top of page

Rethinking Traditional Management

Updated: Dec 17, 2023

As a Health, Safety, and Environment (HSE) professional in the oil and gas industry, I've observed how traditional management approaches, grounded in behaviorism and Skinnerian methods, influence performance management. These approaches have been effective in certain contexts, but recent research suggests they may not be the best fit for fostering creativity and cognitive tasks. It's time to reevaluate our strategies and consider new models that enhance autonomy, mastery, and purpose among employees. Here's an exploration of these concepts and their relevance in the oil and gas industry.

Rethinking Traditional Management Techniques

The conventional use of rewards and punishments, based on Skinnerian methods, has been effective in managing certain behaviors. However, for tasks requiring creativity and cognitive effort, this approach might be limiting. The traditional carrot-and-stick methods can be perceived as manipulative and may not necessarily foster genuine engagement, especially in complex tasks.

Cognitive Tasks and Creative Work

For cognitive tasks, such as problem-solving in safety management, the traditional reward system can be counterproductive. This is particularly relevant in our industry, where innovation and critical thinking are crucial. As noted in Dan Pink's "Drive," autonomy, mastery, and purpose (AMP) are key motivators for cognitive tasks.

Autonomy, Mastery, and Purpose (AMP)

  • Autonomy: In the context of safety management, giving professionals autonomy to develop and implement safety measures can lead to innovative solutions and improved safety performance.

  • Mastery: Encouraging continual learning and mastery of safety protocols and risk management techniques can enhance both personal and organizational safety performance.

  • Purpose: Connecting employees' roles to the larger goal of maintaining a safe working environment can significantly boost motivation and engagement.

Visible Improvement and Intrinsic Motivation

Another concept to consider is the motivation derived from visible improvement. In the oil and gas industry, setting clear safety goals and visibly tracking progress toward these goals can be highly motivating. This approach aligns well with safety management, where the benefits of improved safety measures are tangible and measurable.

Intrinsic Motivation and Human Performance

Intrinsic motivation is crucial in our industry. Recognizing that employees are often naturally motivated to perform well, especially in roles that impact safety, is essential. Management strategies should, therefore, focus on nurturing this intrinsic motivation rather than relying solely on external rewards.

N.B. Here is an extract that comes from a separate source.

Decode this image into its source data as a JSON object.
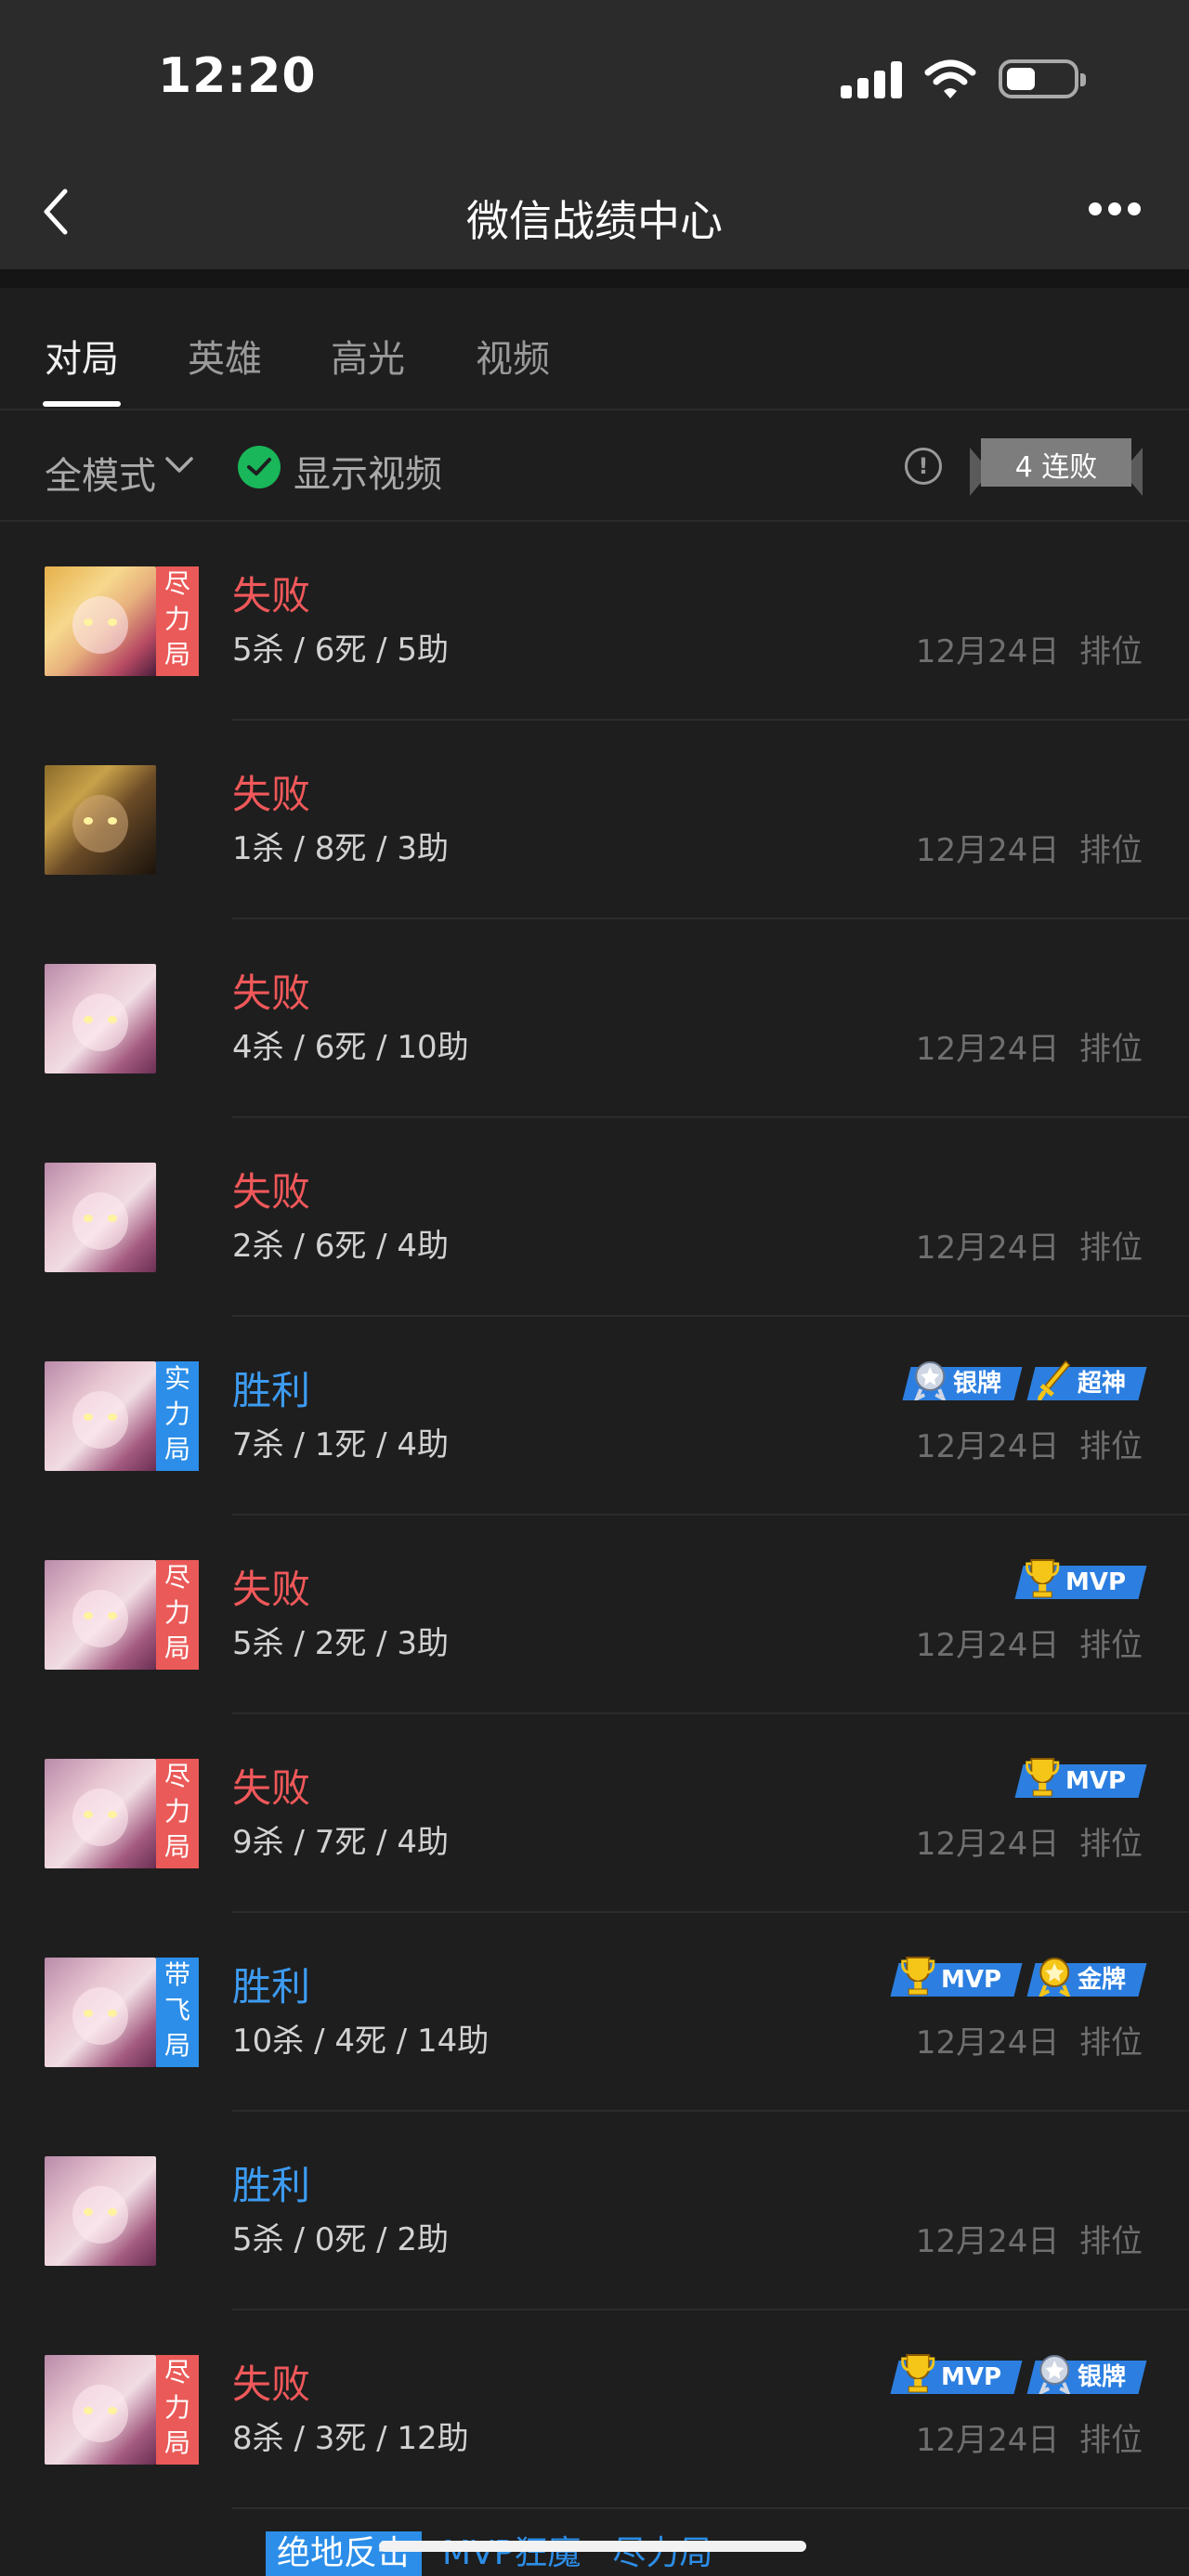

Embracing New Approaches

As HSE professionals, we must recognize the need to move beyond traditional management methods, particularly in areas requiring cognitive skills and creativity, such as safety management. By embracing new models that prioritize autonomy, mastery, and purpose, we can unlock the full potential of our workforce, leading to innovative safety solutions and improved overall performance. This approach not only maximizes human performance but also fosters a culture of creativity and continuous improvement in the oil and gas industry.

2 views0 comments


bottom of page